## WORK ITEM
Leaving the pictures aside, repeat each line below exactly.

## STORED DATA
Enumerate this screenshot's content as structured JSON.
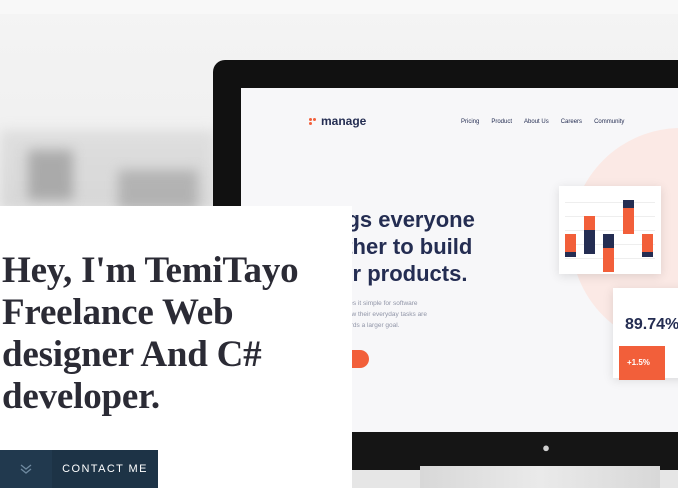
{
  "hero": {
    "headline_lines": [
      "Hey, I'm TemiTayo",
      "Freelance Web",
      "designer And C#",
      "developer."
    ],
    "cta_label": "CONTACT ME",
    "cta_icon": "chevron-double-down-icon"
  },
  "mockup": {
    "logo_text": "manage",
    "nav": [
      "Pricing",
      "Product",
      "About Us",
      "Careers",
      "Community"
    ],
    "hero_lines": [
      "ngs everyone",
      "ether to build",
      "ter products."
    ],
    "body_lines": [
      "makes it simple for software",
      "te how their everyday tasks are",
      "towards a larger goal."
    ],
    "stat_value": "89.74%",
    "stat_change": "+1.5%",
    "apple_icon": "apple-logo-icon"
  },
  "colors": {
    "accent": "#f25f3a",
    "navy": "#242d52",
    "cta_bg": "#1d3346",
    "headline": "#2b2b35"
  }
}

## SOLUTION TO THE EXERCISE
Enumerate this screenshot's content as structured JSON.
{
  "hero": {
    "headline_lines": [
      "Hey, I'm TemiTayo",
      "Freelance Web",
      "designer And C#",
      "developer."
    ],
    "cta_label": "CONTACT ME",
    "cta_icon": "chevron-double-down-icon"
  },
  "mockup": {
    "logo_text": "manage",
    "nav": [
      "Pricing",
      "Product",
      "About Us",
      "Careers",
      "Community"
    ],
    "hero_lines": [
      "ngs everyone",
      "ether to build",
      "ter products."
    ],
    "body_lines": [
      "makes it simple for software",
      "te how their everyday tasks are",
      "towards a larger goal."
    ],
    "stat_value": "89.74%",
    "stat_change": "+1.5%",
    "apple_icon": "apple-logo-icon"
  },
  "colors": {
    "accent": "#f25f3a",
    "navy": "#242d52",
    "cta_bg": "#1d3346",
    "headline": "#2b2b35"
  }
}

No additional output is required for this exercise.